A few years ago, I directed the Essential Theatre’s production of Paul Rudnick’s THE MOST FABULOUS STORY EVER TOLD, which took a look at stories and themes from the Bible, seen through a gay perspective (starting in the Garden of Eden, with Adam and Steve). It’s still one of my favorites shows that we’ve ever done, and not just because it was funny as hell (line for line, I think Rudnick may be the funniest playwright working today). What I found most captivating about the script was the scope of its theatrical imagination and the depth and breadth of its exploration of spiritual issues. Expecting to read a campy joke-fest, I found that I had discovered a playwright capable of creating the kind of magic only live theatre can provide.
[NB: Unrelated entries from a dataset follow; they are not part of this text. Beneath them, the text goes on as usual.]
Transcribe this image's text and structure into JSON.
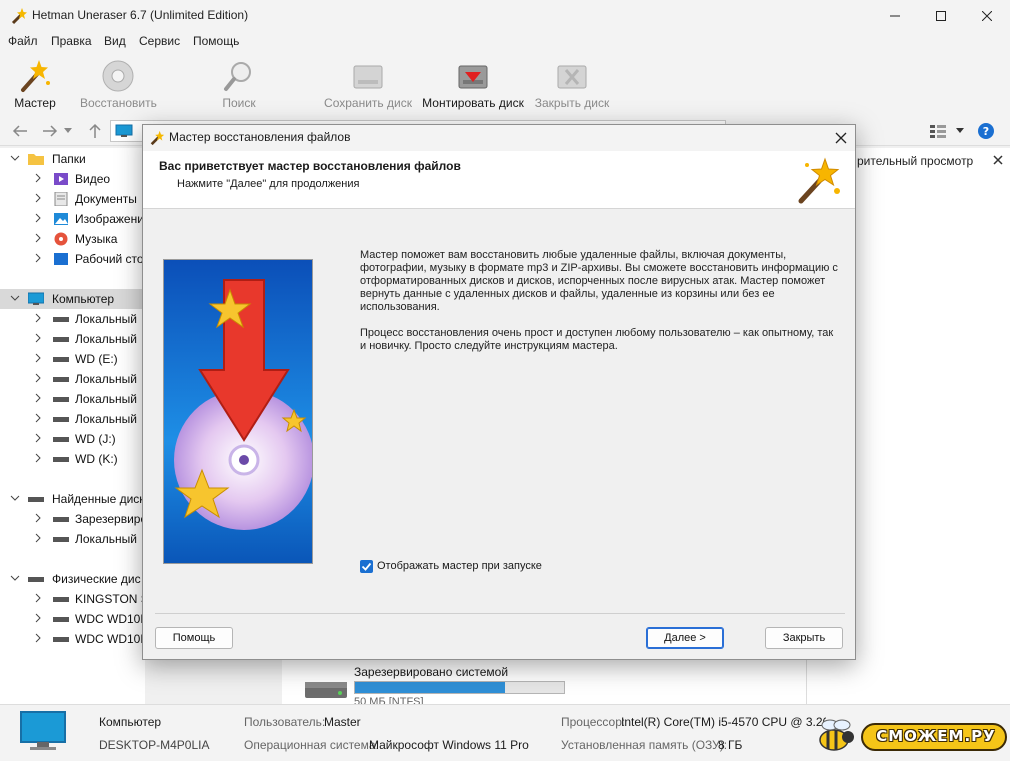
{
  "window": {
    "title": "Hetman Uneraser 6.7 (Unlimited Edition)"
  },
  "menu": [
    "Файл",
    "Правка",
    "Вид",
    "Сервис",
    "Помощь"
  ],
  "toolbar": {
    "wizard": "Мастер",
    "restore": "Восстановить",
    "search": "Поиск",
    "save_disk": "Сохранить диск",
    "mount_disk": "Монтировать диск",
    "close_disk": "Закрыть диск"
  },
  "tree": {
    "folders": "Папки",
    "folder_items": [
      "Видео",
      "Документы",
      "Изображени",
      "Музыка",
      "Рабочий сто"
    ],
    "computer": "Компьютер",
    "computer_items": [
      "Локальный",
      "Локальный",
      "WD (E:)",
      "Локальный",
      "Локальный",
      "Локальный",
      "WD (J:)",
      "WD (K:)"
    ],
    "found_disks": "Найденные диск",
    "found_items": [
      "Зарезервиро",
      "Локальный"
    ],
    "physical": "Физические дис",
    "physical_items": [
      "KINGSTON S",
      "WDC WD10E",
      "WDC WD10E"
    ]
  },
  "preview": {
    "header": "рительный просмотр"
  },
  "center": {
    "disk_name": "Зарезервировано системой",
    "disk_info": "50 МБ [NTFS]",
    "fill": 0.72
  },
  "status": {
    "computer_label": "Компьютер",
    "computer_name": "DESKTOP-M4P0LIA",
    "user_key": "Пользователь:",
    "user_val": "Master",
    "os_key": "Операционная система:",
    "os_val": "Майкрософт Windows 11 Pro",
    "cpu_key": "Процессор:",
    "cpu_val": "Intel(R) Core(TM) i5-4570 CPU @ 3.20GHz",
    "ram_key": "Установленная память (ОЗУ):",
    "ram_val": "8 ГБ"
  },
  "dialog": {
    "title": "Мастер восстановления файлов",
    "heading": "Вас приветствует мастер восстановления файлов",
    "subheading": "Нажмите \"Далее\" для продолжения",
    "para1": "Мастер поможет вам восстановить любые удаленные файлы, включая документы, фотографии, музыку в формате mp3 и ZIP-архивы. Вы сможете восстановить информацию с отформатированных дисков и дисков, испорченных после вирусных атак. Мастер поможет вернуть данные с удаленных дисков и файлы, удаленные из корзины или без ее использования.",
    "para2": "Процесс восстановления очень прост и доступен любому пользователю – как опытному, так и новичку. Просто следуйте инструкциям мастера.",
    "checkbox": "Отображать мастер при запуске",
    "btn_help": "Помощь",
    "btn_next": "Далее >",
    "btn_close": "Закрыть"
  },
  "watermark": {
    "text": "СМОЖЕМ.РУ"
  },
  "colors": {
    "accent": "#1a6fd1",
    "selection": "#d9d9d9",
    "progress": "#2f8fd6"
  }
}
I felt the same way when I read Rudnick’s VALHALLA, which was just opening in New York when our production of MOST FABULOUS was playing. I didn’t get around to reading it for some time, because I have to admit that a comic historical fantasy about an opera-obsessed European monarch of the 19th Century didn’t sound like something I could, uh, relate to. It turns out that Rudnick’s play isn’t just about Ludwig, the Mad King of Bavaria (he was a real guy – look him up). It’s also about two gay teenagers trying to grow up and find themselves in a small Texas town in the 1930’s and 40’s; it’s about Princess Sophie, “the loneliest humpback in Europe;”it’s about World War Two movies and song-and-dance numbers and fairy-tale castles and, yes, about opera.
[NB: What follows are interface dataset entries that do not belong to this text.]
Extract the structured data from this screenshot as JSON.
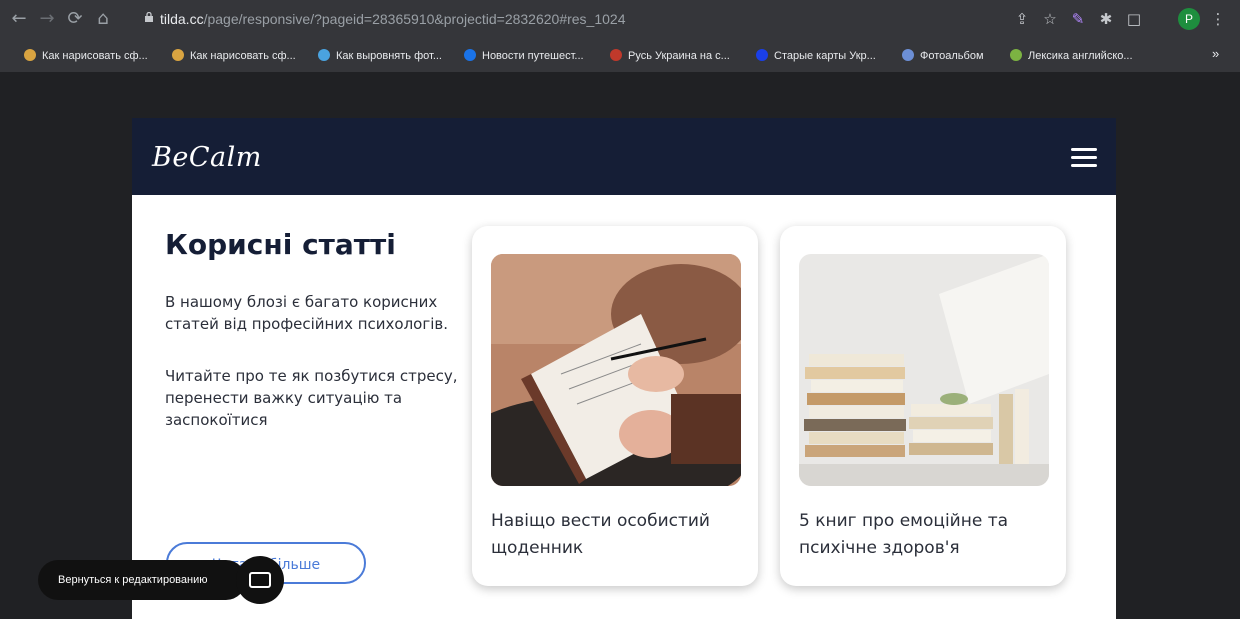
{
  "browser": {
    "url_host": "tilda.cc",
    "url_path": "/page/responsive/?pageid=28365910&projectid=2832620#res_1024",
    "profile_letter": "P",
    "bookmarks": [
      {
        "label": "Как нарисовать сф...",
        "color": "#d9a441"
      },
      {
        "label": "Как нарисовать сф...",
        "color": "#d9a441"
      },
      {
        "label": "Как выровнять фот...",
        "color": "#4aa3df"
      },
      {
        "label": "Новости путешест...",
        "color": "#1a73e8"
      },
      {
        "label": "Русь Украина на с...",
        "color": "#c0392b"
      },
      {
        "label": "Старые карты Укр...",
        "color": "#1a3fe8"
      },
      {
        "label": "Фотоальбом",
        "color": "#6c8fd6"
      },
      {
        "label": "Лексика английско...",
        "color": "#7cb342"
      }
    ],
    "bookmarks_more": "»"
  },
  "site": {
    "logo": "BeCalm",
    "heading": "Корисні статті",
    "para1": "В нашому блозі є багато корисних статей від професійних психологів.",
    "para2": "Читайте про те як позбутися стресу, перенести важку ситуацію та заспокоїтися",
    "more_button": "Читати більше",
    "cards": [
      {
        "title": "Навіщо вести особистий щоденник"
      },
      {
        "title": "5 книг про емоційне та психічне здоров'я"
      }
    ]
  },
  "editor": {
    "back_label": "Вернуться к редактированию"
  },
  "colors": {
    "header_bg": "#151e36",
    "accent": "#4b7bd8"
  }
}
But mostly – I think – it’s about being willing to go mad to create something of beauty. Which is something that just about anyone who works in the world of non-profit theatre (and just about any art form) can relate to. I think VALHALLA is an incredibly funny play, but it also makes me cry, and that’s what made we want to direct it. That’s the kind of experience I’m hoping we can give to the people who come to see it.